NAIROBI (Xinhua) --
Scientists from a global invasive
species organization on Friday warned a parasitic invasive weed
known as Cuscuta is threatening the survival of crops and
biodiversity in western Kenya.
coordinator of Invasive Species at the UK-based Center for
Agriculture and Biosciences International (CABI), noted that the
weed is currently spreading at an alarming rate, spreading into
other plants thus suffocating them.
and livelihoods is threatened as the weed only dries out when
the host plant dies,” Witt told Xinhua in Nairobi.
The scientist said
that the weed that is yellowish in color often leads to total
crop failure hence causing untold sufferings to farmers in
He noted that once
it gets into contact with the host phloem, cuscuta causes a
severe drain on host resources and often completely preventing
normal fruit development as it depends almost entirely on the
host for growth and survival.
“The government must
come up with measures to help manage the weed or else it will
remain one of the causes of food insecurity in the country,” he
Commonly known as
field dodder, the weed is found on a wide variety of hosts in
Kenya in farms, bushy and waste places and forests. Lately, it
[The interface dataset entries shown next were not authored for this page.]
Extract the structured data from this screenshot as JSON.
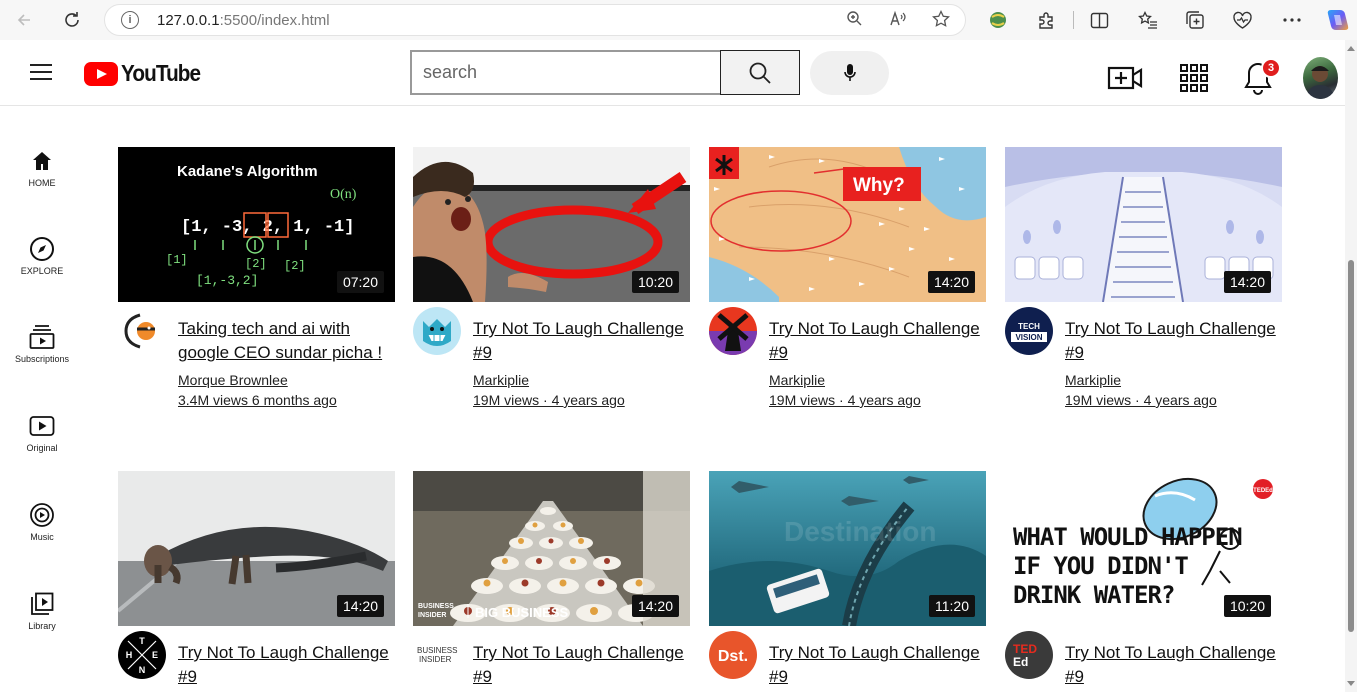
{
  "browser": {
    "url_host": "127.0.0.1",
    "url_rest": ":5500/index.html"
  },
  "header": {
    "logo_text": "YouTube",
    "search_placeholder": "search",
    "notification_count": "3"
  },
  "sidebar": {
    "items": [
      {
        "label": "HOME",
        "icon": "home-icon"
      },
      {
        "label": "EXPLORE",
        "icon": "compass-icon"
      },
      {
        "label": "Subscriptions",
        "icon": "subscriptions-icon"
      },
      {
        "label": "Original",
        "icon": "original-icon"
      },
      {
        "label": "Music",
        "icon": "music-icon"
      },
      {
        "label": "Library",
        "icon": "library-icon"
      }
    ]
  },
  "videos": [
    {
      "title": "Taking tech and ai with google CEO sundar picha !",
      "channel": "Morque Brownlee",
      "meta": "3.4M views 6 months ago",
      "duration": "07:20",
      "thumb_text": "Kadane's Algorithm"
    },
    {
      "title": "Try Not To Laugh Challenge #9",
      "channel": "Markiplie",
      "meta": "19M views · 4 years ago",
      "duration": "10:20"
    },
    {
      "title": "Try Not To Laugh Challenge #9",
      "channel": "Markiplie",
      "meta": "19M views · 4 years ago",
      "duration": "14:20",
      "thumb_text": "Why?"
    },
    {
      "title": "Try Not To Laugh Challenge #9",
      "channel": "Markiplie",
      "meta": "19M views · 4 years ago",
      "duration": "14:20",
      "avatar_text": "TECH VISION"
    },
    {
      "title": "Try Not To Laugh Challenge #9",
      "duration": "14:20",
      "avatar_text": "T H E N"
    },
    {
      "title": "Try Not To Laugh Challenge #9",
      "duration": "14:20",
      "thumb_text": "BIG BUSINESS",
      "avatar_text": "BUSINESS INSIDER"
    },
    {
      "title": "Try Not To Laugh Challenge #9",
      "duration": "11:20",
      "avatar_text": "Dst."
    },
    {
      "title": "Try Not To Laugh Challenge #9",
      "duration": "10:20",
      "thumb_text": "WHAT WOULD HAPPEN IF YOU DIDN'T DRINK WATER?",
      "avatar_text": "TED Ed"
    }
  ]
}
has been ravaging people’s fences.
Witt however said
that farmers can help keep it off their farms only if they plant
clean seeds from reliable sources.
“The hosts around
farms, forest and homes should also be removed to help stop it
from spreading to other regions,” he added.
CABI’s Plantwise Knowledge Bank Coordinator for East Africa,
confirmed that the weed is fast spreading into the region, hence
the need to develop measures against its spread.
“The weed is
apparently getting into the Kakamega forest in western Kenya
edges and is moving in the forest,” Oronje said.
She noted that
Kakamega forest’s abundant birds and primate of many species are
threatened by the weed that will eventually lead to the
escalation of human wildlife conflict and loss of revenue from
the tourists that visit the forest on a daily basis.
Eastern Africa has
many indigenous species and all have similar impacts as they all
look very similar and are hard to tell apart.
is abundant in Kakamega Forest is assumed to be native subject
to formal confirmation.
rotation with non-susceptible crops since cereals are virtually
immune from attack, and some broad-leaved crops may also be
sufficiently resistant, including soyabean, kidney bean, squash,
cucumber and cotton.
Vincent Ouma, a
farmer in Homa Bay County the invasive weed has become
increasingly problematic in the region as it is becoming much
more widespread and abundant than indicated.
“The weed has
brought down my fence and I am still weighing options before
fencing afresh,” he added.
The parasitic weed
is native to North America but has been introduced around the
world and becomes a weed in many countries.
regardless of light or darkness and its seeds are believed to
persist for up to 10 years in the soil.
can occur through the extensive growth of stems which can reach
up to five meters in just two months, but regeneration can also
occur from stem fragments which are detached and distributed
intentionally or otherwise by man, animals or machinery.
According to the
scientists, a range of soil-acting herbicides are effective in
preventing the germination and establishment of the weed but
short soil persistence meant that it rarely provided suppression
for long enough.